The film picks up about a year and a half after the television show left off, where we find the household anxiously anticipating a royal visit from King George V and Queen Mary. This plot allows the producers and writers to take us to the pinnacle of British aristocratic society that had previously only been glimpsed during the fourth series’ special episode. This was risky and could have turned ridiculous if the film had chosen to center more on the monarchs, but Downton Abbey escaped this fate by keeping the focus on how the characters we know and love handle the visit. The film also provides ample new characters and subplots to hold our interest before we say our final farewell to Downton.

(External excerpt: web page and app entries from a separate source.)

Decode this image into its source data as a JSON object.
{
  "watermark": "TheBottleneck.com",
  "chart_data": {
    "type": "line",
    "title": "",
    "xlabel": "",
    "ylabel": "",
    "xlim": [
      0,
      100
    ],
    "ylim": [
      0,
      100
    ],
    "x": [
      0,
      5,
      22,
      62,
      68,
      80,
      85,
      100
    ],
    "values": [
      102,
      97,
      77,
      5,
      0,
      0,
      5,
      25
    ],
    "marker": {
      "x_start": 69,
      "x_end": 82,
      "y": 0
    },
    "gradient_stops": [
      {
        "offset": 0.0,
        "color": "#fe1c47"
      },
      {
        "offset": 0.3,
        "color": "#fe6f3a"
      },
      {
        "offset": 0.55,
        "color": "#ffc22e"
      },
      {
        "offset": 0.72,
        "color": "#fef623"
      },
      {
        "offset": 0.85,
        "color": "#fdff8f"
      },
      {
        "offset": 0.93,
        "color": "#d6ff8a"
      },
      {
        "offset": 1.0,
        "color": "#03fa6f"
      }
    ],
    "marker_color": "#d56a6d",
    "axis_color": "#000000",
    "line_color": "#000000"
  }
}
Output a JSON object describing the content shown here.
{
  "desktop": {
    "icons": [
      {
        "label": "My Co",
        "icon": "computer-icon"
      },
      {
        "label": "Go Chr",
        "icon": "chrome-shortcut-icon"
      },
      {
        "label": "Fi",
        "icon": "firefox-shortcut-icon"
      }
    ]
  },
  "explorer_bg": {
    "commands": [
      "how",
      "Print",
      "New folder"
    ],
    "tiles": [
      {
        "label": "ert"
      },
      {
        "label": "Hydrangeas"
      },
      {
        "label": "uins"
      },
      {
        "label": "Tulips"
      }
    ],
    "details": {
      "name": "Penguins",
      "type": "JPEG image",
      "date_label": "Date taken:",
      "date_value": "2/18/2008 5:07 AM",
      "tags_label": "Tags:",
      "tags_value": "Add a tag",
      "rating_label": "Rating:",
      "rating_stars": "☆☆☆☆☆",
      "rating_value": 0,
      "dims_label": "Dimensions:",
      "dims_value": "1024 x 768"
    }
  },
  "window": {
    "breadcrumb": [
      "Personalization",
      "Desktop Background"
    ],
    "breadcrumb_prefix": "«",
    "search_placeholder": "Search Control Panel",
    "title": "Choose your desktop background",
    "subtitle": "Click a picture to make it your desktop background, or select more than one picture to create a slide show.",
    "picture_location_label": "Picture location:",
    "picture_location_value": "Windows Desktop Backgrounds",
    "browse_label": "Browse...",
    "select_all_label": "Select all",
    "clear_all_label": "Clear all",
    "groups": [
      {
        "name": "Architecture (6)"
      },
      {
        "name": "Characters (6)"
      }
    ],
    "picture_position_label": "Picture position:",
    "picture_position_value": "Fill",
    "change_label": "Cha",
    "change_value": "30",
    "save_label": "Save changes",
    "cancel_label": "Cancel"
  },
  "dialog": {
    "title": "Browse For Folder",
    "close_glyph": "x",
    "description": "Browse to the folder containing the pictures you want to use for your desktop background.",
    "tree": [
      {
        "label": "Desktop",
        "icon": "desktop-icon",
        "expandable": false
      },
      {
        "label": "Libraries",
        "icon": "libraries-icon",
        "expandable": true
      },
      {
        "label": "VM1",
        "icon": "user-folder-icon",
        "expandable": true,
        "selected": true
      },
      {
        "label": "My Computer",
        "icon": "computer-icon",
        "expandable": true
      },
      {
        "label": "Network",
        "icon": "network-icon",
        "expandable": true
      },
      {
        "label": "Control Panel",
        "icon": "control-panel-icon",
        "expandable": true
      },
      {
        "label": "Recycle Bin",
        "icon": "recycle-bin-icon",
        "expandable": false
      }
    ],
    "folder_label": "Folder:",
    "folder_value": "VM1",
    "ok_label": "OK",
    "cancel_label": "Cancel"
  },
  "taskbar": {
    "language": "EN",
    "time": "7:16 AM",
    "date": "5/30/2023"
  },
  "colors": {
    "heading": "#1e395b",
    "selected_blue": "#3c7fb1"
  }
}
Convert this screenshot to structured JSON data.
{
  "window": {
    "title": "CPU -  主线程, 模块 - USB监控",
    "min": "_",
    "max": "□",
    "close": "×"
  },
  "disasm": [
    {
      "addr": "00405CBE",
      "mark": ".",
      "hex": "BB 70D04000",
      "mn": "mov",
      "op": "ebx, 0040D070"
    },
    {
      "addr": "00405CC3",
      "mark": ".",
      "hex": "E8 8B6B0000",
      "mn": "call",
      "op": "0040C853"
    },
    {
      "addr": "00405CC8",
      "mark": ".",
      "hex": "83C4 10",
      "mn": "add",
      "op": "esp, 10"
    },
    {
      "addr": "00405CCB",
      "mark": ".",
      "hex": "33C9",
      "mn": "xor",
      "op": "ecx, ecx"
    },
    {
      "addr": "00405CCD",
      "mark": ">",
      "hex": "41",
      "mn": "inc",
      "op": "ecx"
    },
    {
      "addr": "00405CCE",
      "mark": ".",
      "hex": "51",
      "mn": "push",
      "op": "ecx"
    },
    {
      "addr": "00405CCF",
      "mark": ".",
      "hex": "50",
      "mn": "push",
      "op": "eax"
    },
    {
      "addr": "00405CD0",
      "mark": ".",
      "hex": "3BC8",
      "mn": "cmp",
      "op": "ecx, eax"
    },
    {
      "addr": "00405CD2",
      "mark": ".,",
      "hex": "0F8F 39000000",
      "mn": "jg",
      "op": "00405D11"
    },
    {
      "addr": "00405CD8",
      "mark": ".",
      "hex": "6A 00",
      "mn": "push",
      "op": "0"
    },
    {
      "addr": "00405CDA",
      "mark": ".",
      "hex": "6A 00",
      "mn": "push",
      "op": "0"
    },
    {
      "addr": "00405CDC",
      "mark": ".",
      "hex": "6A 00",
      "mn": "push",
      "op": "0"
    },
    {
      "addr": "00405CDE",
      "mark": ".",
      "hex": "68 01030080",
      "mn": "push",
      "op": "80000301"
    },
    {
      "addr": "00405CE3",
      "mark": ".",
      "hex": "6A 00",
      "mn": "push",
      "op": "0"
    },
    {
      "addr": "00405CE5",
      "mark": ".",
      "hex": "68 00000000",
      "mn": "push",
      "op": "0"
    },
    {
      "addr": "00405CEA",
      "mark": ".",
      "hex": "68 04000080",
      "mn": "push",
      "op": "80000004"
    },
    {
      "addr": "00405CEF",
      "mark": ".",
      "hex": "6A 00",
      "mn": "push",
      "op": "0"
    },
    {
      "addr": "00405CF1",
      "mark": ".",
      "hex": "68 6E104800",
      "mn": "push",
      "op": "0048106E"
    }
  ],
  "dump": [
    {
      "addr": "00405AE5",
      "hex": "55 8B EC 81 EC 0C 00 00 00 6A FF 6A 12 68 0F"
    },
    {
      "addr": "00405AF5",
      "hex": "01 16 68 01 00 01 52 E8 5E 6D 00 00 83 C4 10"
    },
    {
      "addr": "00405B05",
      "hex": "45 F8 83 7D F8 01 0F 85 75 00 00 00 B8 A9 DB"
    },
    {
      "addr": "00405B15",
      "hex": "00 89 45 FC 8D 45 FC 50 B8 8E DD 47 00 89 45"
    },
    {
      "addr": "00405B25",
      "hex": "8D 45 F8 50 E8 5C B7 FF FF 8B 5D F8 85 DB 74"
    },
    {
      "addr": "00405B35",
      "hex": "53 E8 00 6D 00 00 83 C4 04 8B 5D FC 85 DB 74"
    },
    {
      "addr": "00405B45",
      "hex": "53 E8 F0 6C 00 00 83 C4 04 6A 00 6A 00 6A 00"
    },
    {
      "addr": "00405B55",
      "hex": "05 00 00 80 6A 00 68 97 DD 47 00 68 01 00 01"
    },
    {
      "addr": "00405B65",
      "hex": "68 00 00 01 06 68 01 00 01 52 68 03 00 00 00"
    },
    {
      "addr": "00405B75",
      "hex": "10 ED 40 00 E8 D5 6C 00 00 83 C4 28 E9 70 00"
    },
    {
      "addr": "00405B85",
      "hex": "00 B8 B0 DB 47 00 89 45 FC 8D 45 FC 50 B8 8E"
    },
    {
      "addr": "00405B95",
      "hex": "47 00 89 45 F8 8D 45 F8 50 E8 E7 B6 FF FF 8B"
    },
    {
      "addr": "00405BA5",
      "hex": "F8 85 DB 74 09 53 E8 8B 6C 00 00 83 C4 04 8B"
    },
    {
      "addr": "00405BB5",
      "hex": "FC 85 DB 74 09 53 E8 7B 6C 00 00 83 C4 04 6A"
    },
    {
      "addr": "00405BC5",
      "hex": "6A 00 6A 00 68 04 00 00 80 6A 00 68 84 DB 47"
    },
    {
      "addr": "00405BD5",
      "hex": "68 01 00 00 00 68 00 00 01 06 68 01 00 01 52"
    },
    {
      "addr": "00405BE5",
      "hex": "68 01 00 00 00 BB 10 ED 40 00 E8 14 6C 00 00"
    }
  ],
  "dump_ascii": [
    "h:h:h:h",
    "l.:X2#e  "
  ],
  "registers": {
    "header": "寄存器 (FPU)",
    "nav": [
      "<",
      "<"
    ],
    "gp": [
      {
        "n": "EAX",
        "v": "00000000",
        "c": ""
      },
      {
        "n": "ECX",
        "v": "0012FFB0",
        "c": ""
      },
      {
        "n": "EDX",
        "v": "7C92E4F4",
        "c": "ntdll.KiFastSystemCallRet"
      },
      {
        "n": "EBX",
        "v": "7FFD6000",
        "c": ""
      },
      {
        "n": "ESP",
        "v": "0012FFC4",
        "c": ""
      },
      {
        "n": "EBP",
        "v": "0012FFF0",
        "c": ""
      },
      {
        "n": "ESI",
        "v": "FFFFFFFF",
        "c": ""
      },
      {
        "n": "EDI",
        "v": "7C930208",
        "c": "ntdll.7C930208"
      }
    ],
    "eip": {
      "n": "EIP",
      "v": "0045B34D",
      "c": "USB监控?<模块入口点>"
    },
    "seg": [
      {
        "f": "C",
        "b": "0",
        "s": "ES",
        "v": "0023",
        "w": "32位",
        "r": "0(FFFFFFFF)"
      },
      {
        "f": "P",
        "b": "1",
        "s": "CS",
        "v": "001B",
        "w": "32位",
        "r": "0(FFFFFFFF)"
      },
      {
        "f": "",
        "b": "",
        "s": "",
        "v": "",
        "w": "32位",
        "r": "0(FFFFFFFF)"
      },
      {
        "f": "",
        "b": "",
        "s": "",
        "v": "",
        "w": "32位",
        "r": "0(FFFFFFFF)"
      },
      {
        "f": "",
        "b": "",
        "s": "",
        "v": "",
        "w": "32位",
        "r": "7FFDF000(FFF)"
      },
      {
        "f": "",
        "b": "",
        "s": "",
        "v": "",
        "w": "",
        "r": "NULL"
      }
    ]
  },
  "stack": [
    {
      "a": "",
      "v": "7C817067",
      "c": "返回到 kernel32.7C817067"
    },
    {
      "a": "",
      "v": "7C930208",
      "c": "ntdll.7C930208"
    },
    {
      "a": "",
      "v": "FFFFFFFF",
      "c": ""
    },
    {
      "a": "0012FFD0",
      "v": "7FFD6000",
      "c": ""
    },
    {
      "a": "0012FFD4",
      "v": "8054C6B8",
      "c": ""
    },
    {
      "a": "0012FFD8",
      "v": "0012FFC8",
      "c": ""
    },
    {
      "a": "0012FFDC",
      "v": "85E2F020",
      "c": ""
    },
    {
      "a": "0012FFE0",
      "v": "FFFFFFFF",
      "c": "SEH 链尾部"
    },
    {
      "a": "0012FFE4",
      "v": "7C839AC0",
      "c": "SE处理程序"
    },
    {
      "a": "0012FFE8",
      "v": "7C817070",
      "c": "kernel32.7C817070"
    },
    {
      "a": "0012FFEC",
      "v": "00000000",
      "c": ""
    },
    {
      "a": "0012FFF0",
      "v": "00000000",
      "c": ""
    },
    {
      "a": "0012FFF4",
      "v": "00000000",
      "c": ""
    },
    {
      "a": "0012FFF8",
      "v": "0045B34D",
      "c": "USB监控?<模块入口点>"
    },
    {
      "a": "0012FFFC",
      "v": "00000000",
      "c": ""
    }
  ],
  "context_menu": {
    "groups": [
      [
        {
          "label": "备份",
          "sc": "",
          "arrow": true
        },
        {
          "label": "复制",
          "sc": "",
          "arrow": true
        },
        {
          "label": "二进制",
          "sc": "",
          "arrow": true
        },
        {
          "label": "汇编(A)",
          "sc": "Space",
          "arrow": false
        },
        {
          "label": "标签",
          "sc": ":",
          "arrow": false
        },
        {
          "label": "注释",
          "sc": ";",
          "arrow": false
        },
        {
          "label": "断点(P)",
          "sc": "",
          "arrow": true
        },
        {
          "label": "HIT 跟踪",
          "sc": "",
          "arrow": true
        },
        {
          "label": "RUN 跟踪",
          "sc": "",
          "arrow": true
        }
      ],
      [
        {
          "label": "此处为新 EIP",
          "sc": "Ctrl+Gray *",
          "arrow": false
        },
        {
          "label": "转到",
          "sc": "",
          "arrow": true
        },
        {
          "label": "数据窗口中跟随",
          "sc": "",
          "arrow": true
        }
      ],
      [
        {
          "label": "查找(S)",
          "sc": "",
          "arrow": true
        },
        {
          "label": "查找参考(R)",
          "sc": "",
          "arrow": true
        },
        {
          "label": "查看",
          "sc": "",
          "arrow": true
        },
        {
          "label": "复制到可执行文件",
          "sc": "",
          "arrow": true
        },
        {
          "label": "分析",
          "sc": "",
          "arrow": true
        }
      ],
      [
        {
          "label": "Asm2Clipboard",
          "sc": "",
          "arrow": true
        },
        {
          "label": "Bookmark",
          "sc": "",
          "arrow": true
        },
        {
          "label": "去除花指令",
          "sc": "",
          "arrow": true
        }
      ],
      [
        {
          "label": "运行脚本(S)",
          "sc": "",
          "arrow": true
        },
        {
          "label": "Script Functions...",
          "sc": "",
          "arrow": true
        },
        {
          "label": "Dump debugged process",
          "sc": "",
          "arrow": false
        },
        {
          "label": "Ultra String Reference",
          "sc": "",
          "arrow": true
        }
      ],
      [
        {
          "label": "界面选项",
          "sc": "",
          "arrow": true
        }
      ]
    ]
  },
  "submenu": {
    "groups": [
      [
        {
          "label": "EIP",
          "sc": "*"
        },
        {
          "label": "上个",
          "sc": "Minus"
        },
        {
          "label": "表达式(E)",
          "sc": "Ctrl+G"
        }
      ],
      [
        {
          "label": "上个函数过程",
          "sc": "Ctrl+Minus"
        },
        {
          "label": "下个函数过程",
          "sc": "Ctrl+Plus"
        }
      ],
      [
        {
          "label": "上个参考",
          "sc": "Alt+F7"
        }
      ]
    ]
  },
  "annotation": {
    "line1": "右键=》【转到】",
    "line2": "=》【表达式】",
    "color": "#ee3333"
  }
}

Great care was obviously taken to ensure that each character’s storyline and “happy ending” remains true to the series and to our sense of who they are as individuals. The Dowager Lady Grantham still has an endless cache of quips and set-downs while sparring with her family, especially with Isobel Crawley who is now Lady Merton. Tom Branson has carved a permanent place for himself as a member of the Crawley family and skillfully navigates the tension of being a political rebel living at the center of the social system he believes should be abolished. Lady Mary and Lady Edith’s relationship as sisters has grown from a quite vicious sibling rivalry into a respectful and warm friendship. The Earl and Countess of Grantham finally seem content with themselves and with their family. Turning to the characters below stairs, we see that they have weathered the societal shifts caused by the Great War to build fulfilling lives for themselves. There are charming glimpses of Mrs. Hughes’ and Mr. Carson’s married life; the Bates’ are loving parents; Daisy has transformed from a petty kitchen maid to a talented cook who wants to pursue all that life has to offer; even Mr. Barrow has been redeemed.
For fans of the series and of period dramas in general, Julian Fellowes once again delivers an immensely satisfying experience. Downton Abbey portrays the etiquette and social customs of the British landed elite at the beginning of the modern era with amazing attention to detail, gorgeous costuming, and some truly breathtaking pieces of cinematography.
This movie functions fairly well as a standalone film that new and old fans alike should love. There is a little bit of something for everyone: mystery, drama, intrigue, romance, and two surprisingly hilarious curtsy jokes. Highly recommended!